  • Requirement 6 - Develop and Maintain Secure Systems and Software: Actors with bad intentions can use security vulnerabilities to gain privileged access to systems. Many of these vulnerabilities are fixed by vendor-provided security patches, which must be installed by the entities that manage the systems. All system components must have all appropriate software patches to protect against the exploitation and compromise of account data by malicious individuals and malicious software.

    The goal of this requirement is to ensure that systems and software have the appropriate security patches for discovered vulnerabilities to prevent compromise.

  • Requirement 11 - Test Security of Systems and Networks Regularly: Vulnerabilities are being discovered continually by malicious individuals and researchers, and being introduced by new software. System components, processes, and bespoke and custom software should be tested frequently to ensure security controls continue to reflect a changing environment.

    The goal of this requirement is to ensure that systems and networks are regularly tested to confirm their security status.
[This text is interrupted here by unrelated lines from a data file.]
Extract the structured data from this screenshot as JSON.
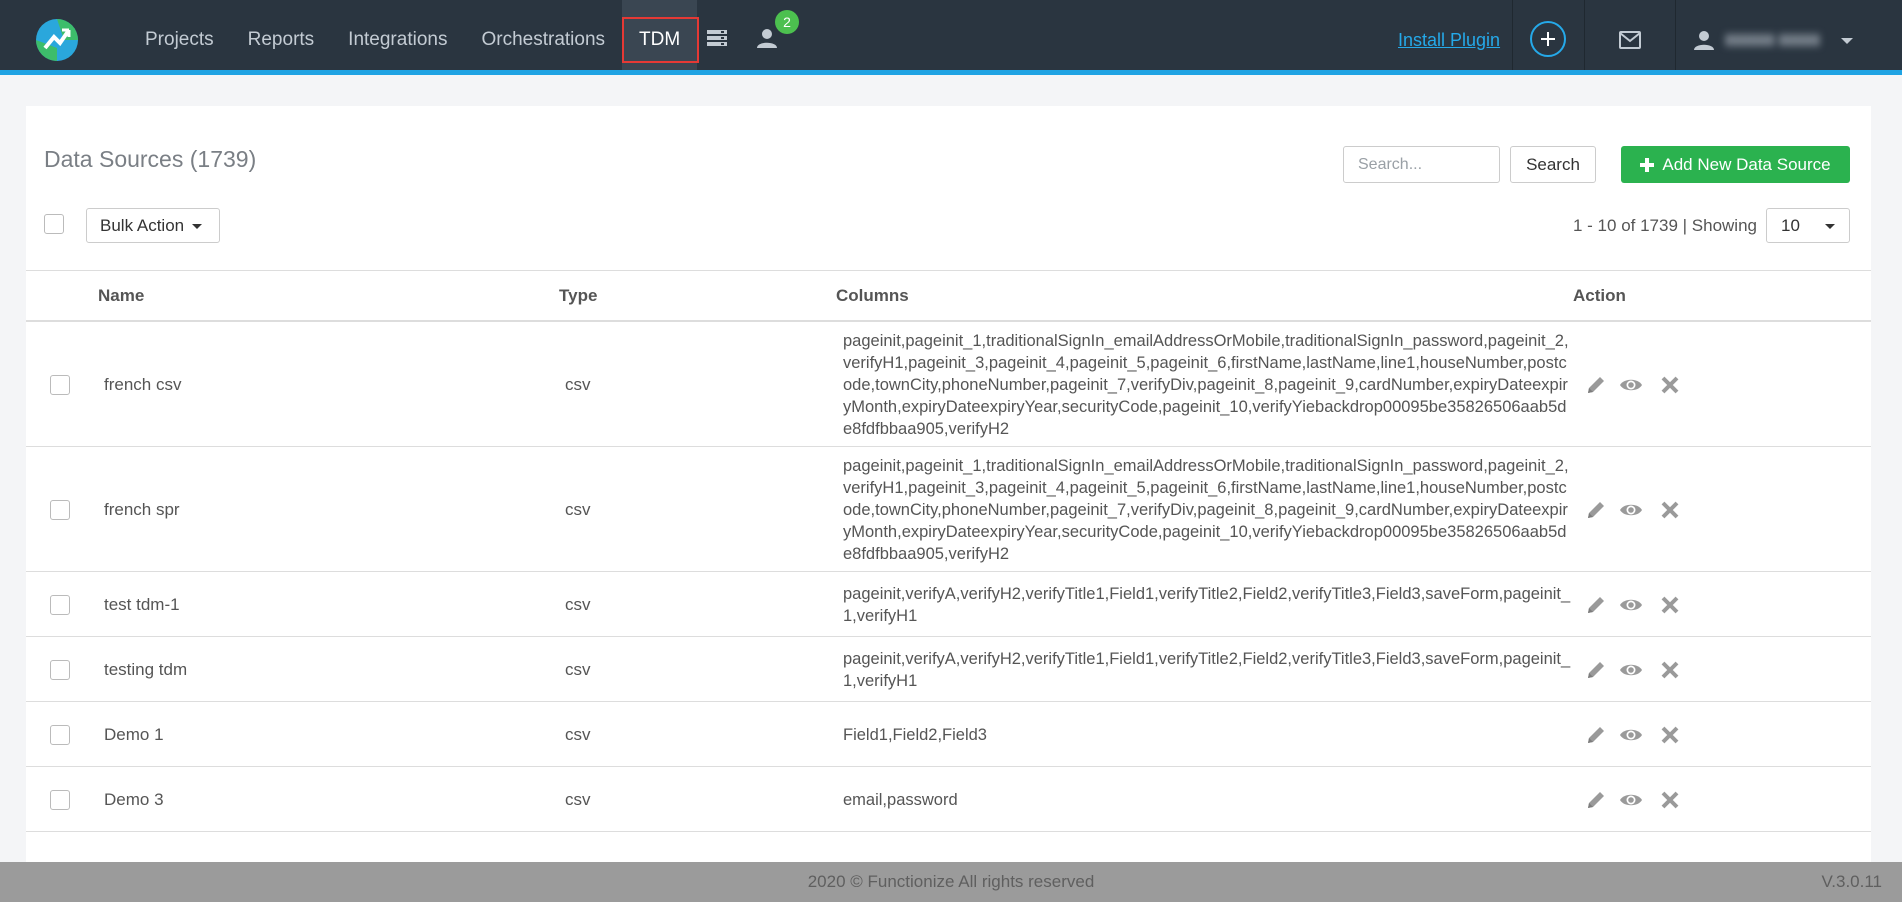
{
  "nav": {
    "links": [
      "Projects",
      "Reports",
      "Integrations",
      "Orchestrations",
      "TDM"
    ],
    "notification_count": "2",
    "install_plugin": "Install Plugin",
    "accent_color": "#1fa3e3",
    "highlight_color": "#e53935"
  },
  "main": {
    "title": "Data Sources (1739)",
    "search_placeholder": "Search...",
    "search_button": "Search",
    "add_button": "Add New Data Source",
    "bulk_action": "Bulk Action",
    "paging": "1 - 10 of 1739 | Showing",
    "page_size": "10"
  },
  "table": {
    "headers": [
      "Name",
      "Type",
      "Columns",
      "Action"
    ],
    "rows": [
      {
        "name": "french csv",
        "type": "csv",
        "columns": "pageinit,pageinit_1,traditionalSignIn_emailAddressOrMobile,traditionalSignIn_password,pageinit_2,verifyH1,pageinit_3,pageinit_4,pageinit_5,pageinit_6,firstName,lastName,line1,houseNumber,postcode,townCity,phoneNumber,pageinit_7,verifyDiv,pageinit_8,pageinit_9,cardNumber,expiryDateexpiryMonth,expiryDateexpiryYear,securityCode,pageinit_10,verifyYiebackdrop00095be35826506aab5de8fdfbbaa905,verifyH2"
      },
      {
        "name": "french spr",
        "type": "csv",
        "columns": "pageinit,pageinit_1,traditionalSignIn_emailAddressOrMobile,traditionalSignIn_password,pageinit_2,verifyH1,pageinit_3,pageinit_4,pageinit_5,pageinit_6,firstName,lastName,line1,houseNumber,postcode,townCity,phoneNumber,pageinit_7,verifyDiv,pageinit_8,pageinit_9,cardNumber,expiryDateexpiryMonth,expiryDateexpiryYear,securityCode,pageinit_10,verifyYiebackdrop00095be35826506aab5de8fdfbbaa905,verifyH2"
      },
      {
        "name": "test tdm-1",
        "type": "csv",
        "columns": "pageinit,verifyA,verifyH2,verifyTitle1,Field1,verifyTitle2,Field2,verifyTitle3,Field3,saveForm,pageinit_1,verifyH1"
      },
      {
        "name": "testing tdm",
        "type": "csv",
        "columns": "pageinit,verifyA,verifyH2,verifyTitle1,Field1,verifyTitle2,Field2,verifyTitle3,Field3,saveForm,pageinit_1,verifyH1"
      },
      {
        "name": "Demo 1",
        "type": "csv",
        "columns": "Field1,Field2,Field3"
      },
      {
        "name": "Demo 3",
        "type": "csv",
        "columns": "email,password"
      }
    ]
  },
  "footer": {
    "copyright": "2020 © Functionize All rights reserved",
    "version": "V.3.0.11"
  }
}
These tests include penetration testing and vulnerability scans.

The Wazuh vulnerability detector module can help meet the above requirements by performing scans of the endpoint where the Wazuh agent is installed to detect new and existing vulnerabilities. Wazuh agent collects a list of installed applications and OS information, sending it periodically to the manager where it is cross-correlated with the manager global vulnerability database built from publicly available CVE repositories to determine what vulnerabilities exist on an endpoint. More details on configuring vulnerability scans can be found in the vulnerability detection section of the documentation.

Use cases
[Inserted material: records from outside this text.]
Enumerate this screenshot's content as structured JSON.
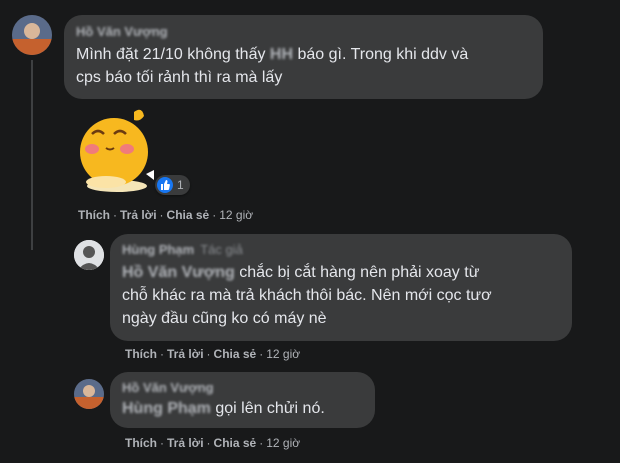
{
  "comments": [
    {
      "author": "Hồ Văn Vượng",
      "text": "Mình đặt 21/10 không thấy HH báo gì. Trong khi ddv và cps báo tối rảnh thì ra mà lấy",
      "text_line1_a": "Mình đặt 21/10 không thấy ",
      "text_blur": "HH",
      "text_line1_b": " báo gì. Trong khi ddv và",
      "text_line2": "cps báo tối rảnh thì ra mà lấy",
      "reaction_count": "1",
      "sticker": "yellow-chick-sticker",
      "actions": {
        "like": "Thích",
        "reply": "Trả lời",
        "share": "Chia sẻ",
        "time": "12 giờ"
      }
    },
    {
      "author": "Hùng Phạm",
      "author_tag": "Tác giả",
      "mention": "Hồ Văn Vượng",
      "text_line1": " chắc bị cắt hàng nên phải xoay từ",
      "text_line2": "chỗ khác ra mà trả khách thôi bác. Nên mới cọc tươ",
      "text_line3": "ngày đầu cũng ko có máy nè",
      "actions": {
        "like": "Thích",
        "reply": "Trả lời",
        "share": "Chia sẻ",
        "time": "12 giờ"
      }
    },
    {
      "author": "Hồ Văn Vượng",
      "mention": "Hùng Phạm",
      "text_line1": " gọi lên chửi nó.",
      "actions": {
        "like": "Thích",
        "reply": "Trả lời",
        "share": "Chia sẻ",
        "time": "12 giờ"
      }
    }
  ],
  "colors": {
    "background": "#18191a",
    "bubble": "#3a3b3c",
    "like_blue": "#1877f2"
  }
}
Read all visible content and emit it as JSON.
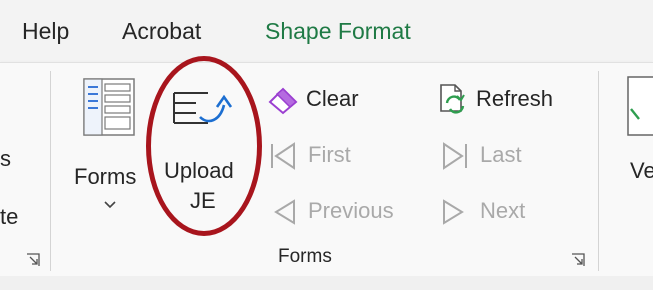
{
  "menu": {
    "tabs": [
      {
        "label": "Help"
      },
      {
        "label": "Acrobat"
      },
      {
        "label": "Shape Format",
        "active": true
      }
    ]
  },
  "ribbon": {
    "left_partial": {
      "top": "s",
      "bottom": "te"
    },
    "forms_group": {
      "label": "Forms",
      "forms_button": {
        "label": "Forms",
        "icon": "form-icon",
        "dropdown_icon": "chevron-down-icon"
      },
      "upload_button": {
        "line1": "Upload",
        "line2": "JE",
        "icon": "upload-icon"
      },
      "clear_button": {
        "label": "Clear",
        "icon": "eraser-icon"
      },
      "first_button": {
        "label": "First",
        "icon": "first-arrow-icon",
        "disabled": true
      },
      "previous_button": {
        "label": "Previous",
        "icon": "previous-arrow-icon",
        "disabled": true
      },
      "refresh_button": {
        "label": "Refresh",
        "icon": "refresh-icon"
      },
      "last_button": {
        "label": "Last",
        "icon": "last-arrow-icon",
        "disabled": true
      },
      "next_button": {
        "label": "Next",
        "icon": "next-arrow-icon",
        "disabled": true
      }
    },
    "right_partial": {
      "label": "Ve"
    }
  },
  "colors": {
    "accent_green": "#1f7a45",
    "highlight_red": "#a8151d",
    "eraser_purple": "#9b3fd1",
    "upload_blue": "#1d6fd1",
    "disabled_gray": "#a9a9a9"
  }
}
Below are some PCI DSS requirements use cases that can be met with the vulnerability detection module.

  • PCI DSS 6.3 requires that security vulnerabilities are identified and addressed. These security vulnerabilities can be identified by scheduling vulnerability scans with the vulnerability scan module. In this case, we want to detect vulnerabilities in packages installed on an Ubuntu 20.04 endpoint. We add the following block to the shared agent configuration file /var/ossec/etc/shared/default/agent.conf:
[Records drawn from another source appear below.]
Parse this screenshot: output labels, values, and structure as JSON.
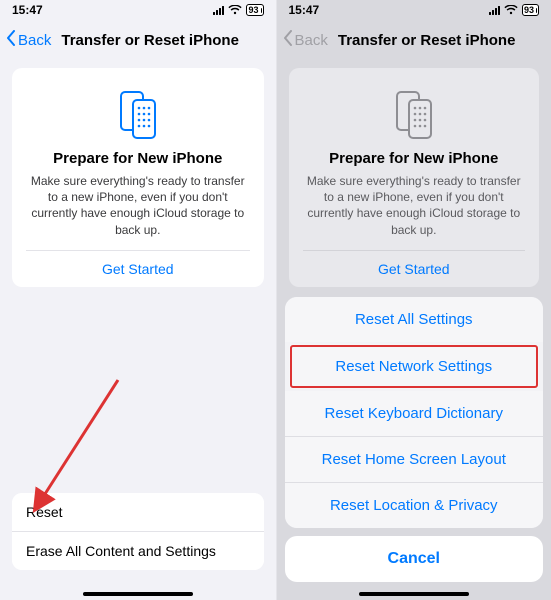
{
  "status": {
    "time": "15:47",
    "battery": "93"
  },
  "nav": {
    "back_label": "Back",
    "title": "Transfer or Reset iPhone"
  },
  "card": {
    "title": "Prepare for New iPhone",
    "desc": "Make sure everything's ready to transfer to a new iPhone, even if you don't currently have enough iCloud storage to back up.",
    "get_started": "Get Started"
  },
  "bottom": {
    "reset": "Reset",
    "erase": "Erase All Content and Settings"
  },
  "sheet": {
    "items": [
      "Reset All Settings",
      "Reset Network Settings",
      "Reset Keyboard Dictionary",
      "Reset Home Screen Layout",
      "Reset Location & Privacy"
    ],
    "cancel": "Cancel"
  },
  "colors": {
    "link": "#007aff",
    "bg": "#f2f2f7",
    "highlight_border": "#d33"
  }
}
    <wodle name="syscollector">

    Modify the highlighted lines in the manager configuration file /var/ossec/etc/ossec.conf to enable vulnerability detection for the specific OS version, for example, Ubuntu bionic.

        <provider name="canonical">

    Restart the manager to apply the changes.

    # systemctl restart wazuh-manager
    # service wazuh-manager restart

    After the scan is run, we can see the results on the Wazuh dashboard with the details of the vulnerable packages. In this case, we can see vulnerabilities in the openssh application.

    When we select any of the vulnerabilities, there is an overview of the issue detected and its status on the agent.

  • PCI DSS 11.3 requires that external and internal vulnerabilities are regularly identified, prioritized, and addressed. These vulnerabilities can be identified by performing vulnerability scans. The Wazuh vulnerability detector also supports the prioritization of vulnerabilities by providing details on the severity rating and the CVSS scores. From the vulnerability detector dashboard, it is possible to filter for vulnerabilities with a severity rating of critical to prioritize remediation.